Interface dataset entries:
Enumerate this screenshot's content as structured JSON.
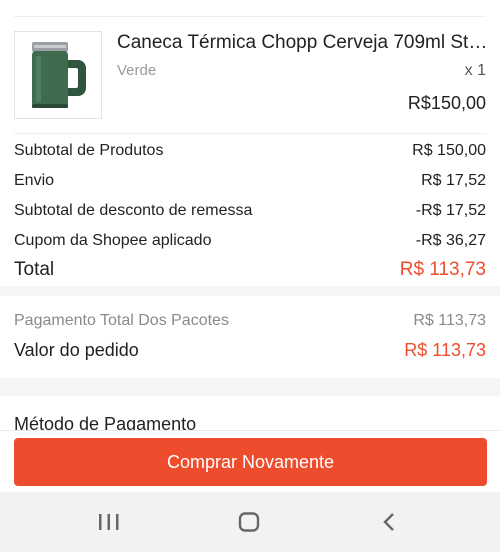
{
  "product": {
    "title": "Caneca Térmica Chopp Cerveja 709ml Stan...",
    "variant": "Verde",
    "quantity": "x 1",
    "price": "R$150,00",
    "thumbnail_icon": "green-thermal-mug"
  },
  "summary": [
    {
      "label": "Subtotal de Produtos",
      "value": "R$ 150,00"
    },
    {
      "label": "Envio",
      "value": "R$ 17,52"
    },
    {
      "label": "Subtotal de desconto de remessa",
      "value": "-R$ 17,52"
    },
    {
      "label": "Cupom da Shopee aplicado",
      "value": "-R$ 36,27"
    }
  ],
  "total": {
    "label": "Total",
    "value": "R$ 113,73"
  },
  "payment": {
    "packages_label": "Pagamento Total Dos Pacotes",
    "packages_value": "R$ 113,73",
    "order_label": "Valor do pedido",
    "order_value": "R$ 113,73"
  },
  "payment_method": {
    "title": "Método de Pagamento"
  },
  "actions": {
    "buy_again": "Comprar Novamente"
  },
  "navbar": {
    "icons": [
      "recent-apps-icon",
      "home-icon",
      "back-icon"
    ]
  },
  "colors": {
    "accent": "#ee4d2d",
    "muted": "#8a8a8a",
    "mug": "#3f6b4f"
  }
}
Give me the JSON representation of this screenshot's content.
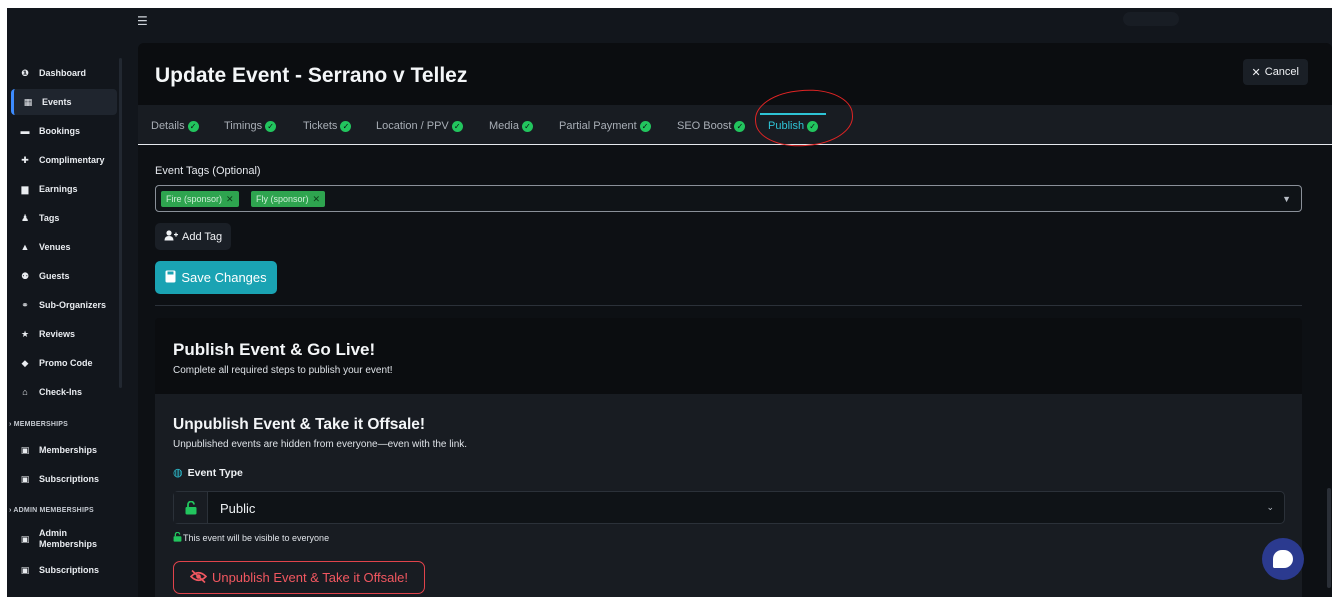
{
  "topbar": {
    "menu_icon": "hamburger-icon"
  },
  "sidebar": {
    "items": [
      {
        "label": "Dashboard",
        "icon": "info-icon",
        "glyph": "❶"
      },
      {
        "label": "Events",
        "icon": "calendar-icon",
        "glyph": "▦",
        "active": true
      },
      {
        "label": "Bookings",
        "icon": "ticket-icon",
        "glyph": "▬"
      },
      {
        "label": "Complimentary",
        "icon": "puzzle-icon",
        "glyph": "✚"
      },
      {
        "label": "Earnings",
        "icon": "wallet-icon",
        "glyph": "▆"
      },
      {
        "label": "Tags",
        "icon": "user-tag-icon",
        "glyph": "♟"
      },
      {
        "label": "Venues",
        "icon": "venue-icon",
        "glyph": "▲"
      },
      {
        "label": "Guests",
        "icon": "guests-icon",
        "glyph": "⚉"
      },
      {
        "label": "Sub-Organizers",
        "icon": "sub-organizers-icon",
        "glyph": "⚭"
      },
      {
        "label": "Reviews",
        "icon": "star-icon",
        "glyph": "★"
      },
      {
        "label": "Promo Code",
        "icon": "tag-icon",
        "glyph": "◆"
      },
      {
        "label": "Check-Ins",
        "icon": "building-icon",
        "glyph": "⌂"
      }
    ],
    "memberships_section": "MEMBERSHIPS",
    "memberships_items": [
      {
        "label": "Memberships",
        "icon": "id-card-icon",
        "glyph": "▣"
      },
      {
        "label": "Subscriptions",
        "icon": "id-card-icon",
        "glyph": "▣"
      }
    ],
    "admin_section": "ADMIN MEMBERSHIPS",
    "admin_items": [
      {
        "label": "Admin Memberships",
        "line1": "Admin",
        "line2": "Memberships",
        "icon": "id-card-icon",
        "glyph": "▣"
      },
      {
        "label": "Subscriptions",
        "icon": "id-card-icon",
        "glyph": "▣"
      }
    ]
  },
  "header": {
    "title": "Update Event - Serrano v Tellez",
    "cancel_label": "Cancel"
  },
  "tabs": [
    {
      "label": "Details",
      "complete": true
    },
    {
      "label": "Timings",
      "complete": true
    },
    {
      "label": "Tickets",
      "complete": true
    },
    {
      "label": "Location / PPV",
      "complete": true
    },
    {
      "label": "Media",
      "complete": true
    },
    {
      "label": "Partial Payment",
      "complete": true
    },
    {
      "label": "SEO Boost",
      "complete": true
    },
    {
      "label": "Publish",
      "complete": true,
      "active": true
    }
  ],
  "tags_field": {
    "label": "Event Tags (Optional)",
    "chips": [
      "Fire (sponsor)",
      "Fly (sponsor)"
    ],
    "add_tag_label": "Add Tag"
  },
  "save_label": "Save Changes",
  "publish": {
    "title": "Publish Event & Go Live!",
    "subtitle": "Complete all required steps to publish your event!"
  },
  "unpublish": {
    "title": "Unpublish Event & Take it Offsale!",
    "subtitle": "Unpublished events are hidden from everyone—even with the link.",
    "event_type_label": "Event Type",
    "event_type_value": "Public",
    "visibility_note": "This event will be visible to everyone",
    "button_label": "Unpublish Event & Take it Offsale!"
  },
  "colors": {
    "accent": "#2ec4d6",
    "success": "#22c55e",
    "danger": "#e0434b",
    "annotation": "#e02424"
  }
}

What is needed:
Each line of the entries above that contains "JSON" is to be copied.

Task result:
Enumerate this screenshot's content as structured JSON.
Give me the JSON representation of this screenshot's content.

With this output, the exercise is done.